**EXTRACTED RECORDS:**
···
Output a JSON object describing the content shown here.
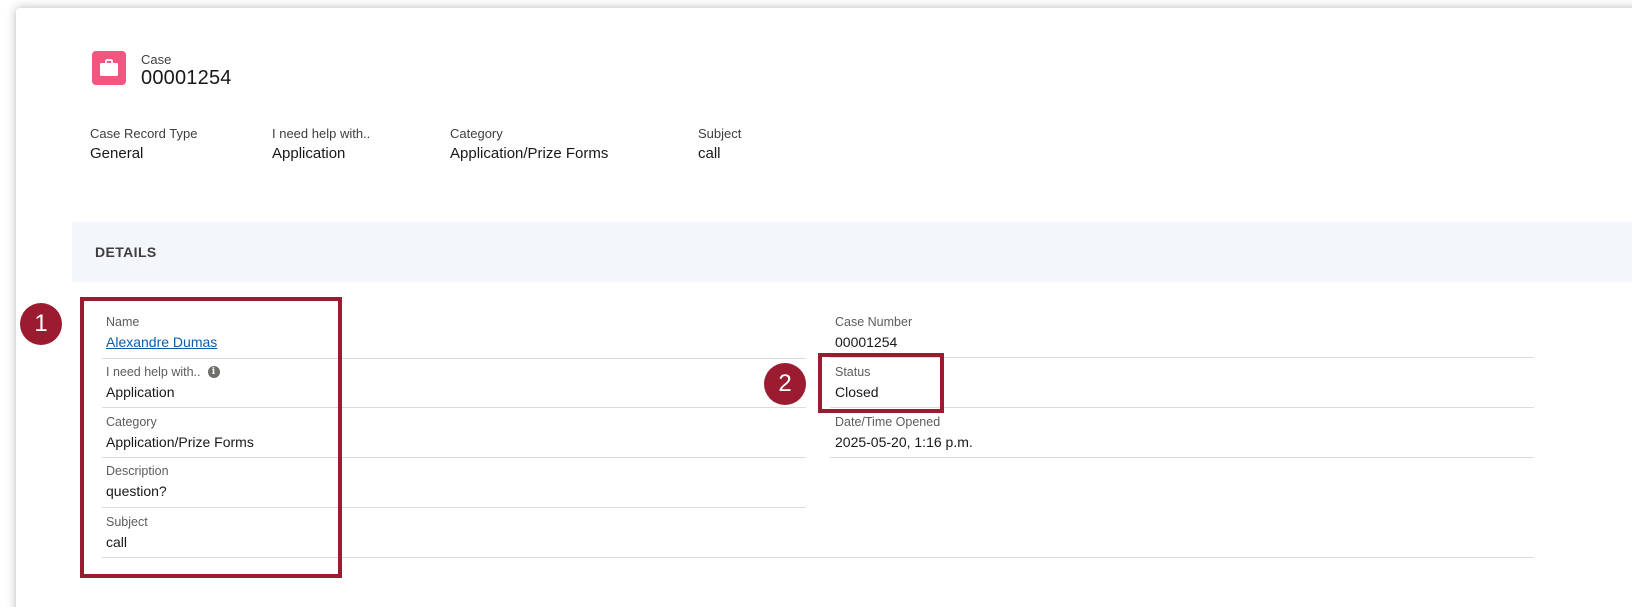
{
  "record": {
    "object_label": "Case",
    "number": "00001254",
    "icon": "briefcase-icon",
    "icon_color": "#f2557f"
  },
  "highlights": [
    {
      "label": "Case Record Type",
      "value": "General"
    },
    {
      "label": "I need help with..",
      "value": "Application"
    },
    {
      "label": "Category",
      "value": "Application/Prize Forms"
    },
    {
      "label": "Subject",
      "value": "call"
    }
  ],
  "details": {
    "section_title": "DETAILS",
    "left": [
      {
        "label": "Name",
        "value": "Alexandre Dumas"
      },
      {
        "label": "I need help with..",
        "value": "Application"
      },
      {
        "label": "Category",
        "value": "Application/Prize Forms"
      },
      {
        "label": "Description",
        "value": "question?"
      },
      {
        "label": "Subject",
        "value": "call"
      }
    ],
    "right": [
      {
        "label": "Case Number",
        "value": "00001254"
      },
      {
        "label": "Status",
        "value": "Closed"
      },
      {
        "label": "Date/Time Opened",
        "value": "2025-05-20, 1:16 p.m."
      }
    ]
  },
  "annotations": [
    {
      "number": "1"
    },
    {
      "number": "2"
    }
  ],
  "colors": {
    "annotation": "#9b1c31",
    "link": "#0b5cab",
    "section_bg": "#f3f6fa"
  }
}
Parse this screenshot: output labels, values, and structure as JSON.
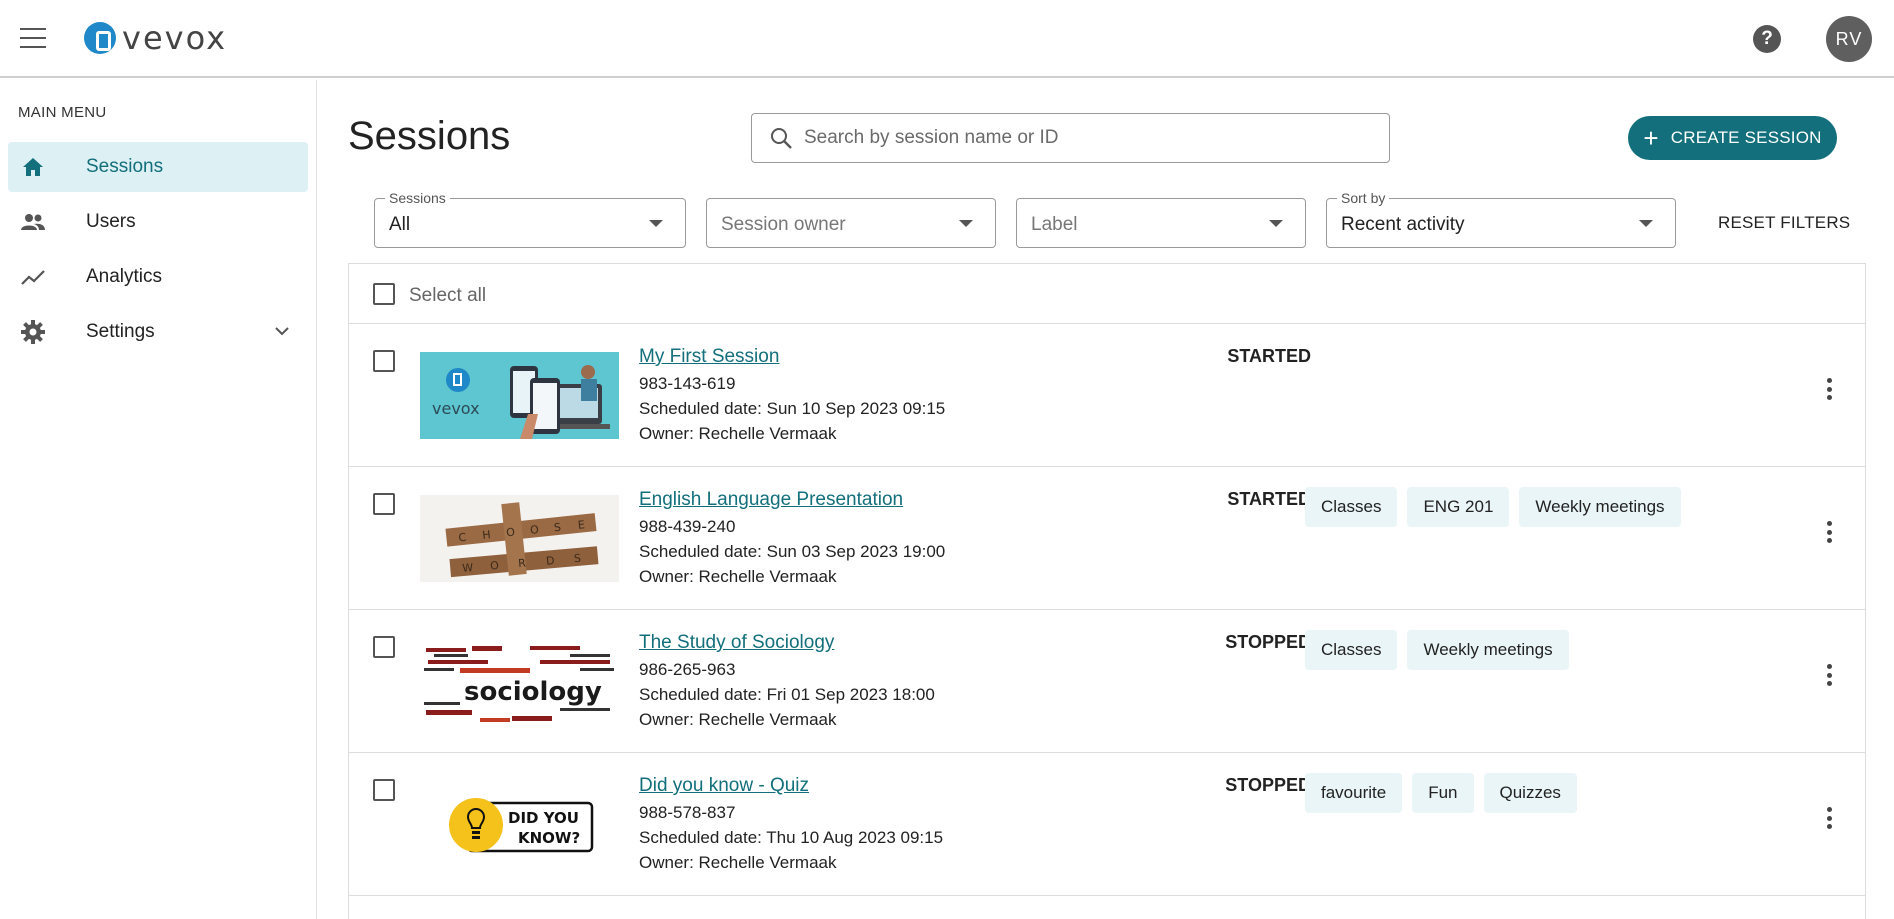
{
  "header": {
    "logo_text": "vevox",
    "help": "?",
    "avatar_initials": "RV"
  },
  "sidebar": {
    "heading": "MAIN MENU",
    "items": [
      {
        "label": "Sessions",
        "icon": "home-icon"
      },
      {
        "label": "Users",
        "icon": "users-icon"
      },
      {
        "label": "Analytics",
        "icon": "trend-icon"
      },
      {
        "label": "Settings",
        "icon": "gear-icon"
      }
    ]
  },
  "main": {
    "title": "Sessions",
    "search_placeholder": "Search by session name or ID",
    "create_label": "CREATE SESSION",
    "filters": {
      "sessions": {
        "label": "Sessions",
        "value": "All"
      },
      "owner": {
        "placeholder": "Session owner"
      },
      "label": {
        "placeholder": "Label"
      },
      "sort": {
        "label": "Sort by",
        "value": "Recent activity"
      }
    },
    "reset_label": "RESET FILTERS",
    "select_all": "Select all"
  },
  "sessions": [
    {
      "name": "My First Session",
      "id": "983-143-619",
      "scheduled": "Scheduled date: Sun 10 Sep 2023 09:15",
      "owner": "Owner: Rechelle Vermaak",
      "status": "STARTED",
      "tags": []
    },
    {
      "name": "English Language Presentation",
      "id": "988-439-240",
      "scheduled": "Scheduled date: Sun 03 Sep 2023 19:00",
      "owner": "Owner: Rechelle Vermaak",
      "status": "STARTED",
      "tags": [
        "Classes",
        "ENG 201",
        "Weekly meetings"
      ]
    },
    {
      "name": "The Study of Sociology",
      "id": "986-265-963",
      "scheduled": "Scheduled date: Fri 01 Sep 2023 18:00",
      "owner": "Owner: Rechelle Vermaak",
      "status": "STOPPED",
      "tags": [
        "Classes",
        "Weekly meetings"
      ]
    },
    {
      "name": "Did you know - Quiz",
      "id": "988-578-837",
      "scheduled": "Scheduled date: Thu 10 Aug 2023 09:15",
      "owner": "Owner: Rechelle Vermaak",
      "status": "STOPPED",
      "tags": [
        "favourite",
        "Fun",
        "Quizzes"
      ]
    }
  ],
  "thumbnails": {
    "vevox_text": "vevox",
    "words": [
      "C",
      "H",
      "O",
      "O",
      "S",
      "E"
    ],
    "words2": [
      "W",
      "O",
      "R",
      "D",
      "S"
    ],
    "sociology": "sociology",
    "did_you_know": [
      "DID YOU",
      "KNOW?"
    ]
  },
  "colors": {
    "accent": "#126f7b",
    "active_bg": "#ddf0f3",
    "tag_bg": "#eaf5f7"
  }
}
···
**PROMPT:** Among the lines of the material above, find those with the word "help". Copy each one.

**RESPONSE TO THE EXERCISE:**
      "label": "I need help with..",
        "label": "I need help with..",
    "help": "?",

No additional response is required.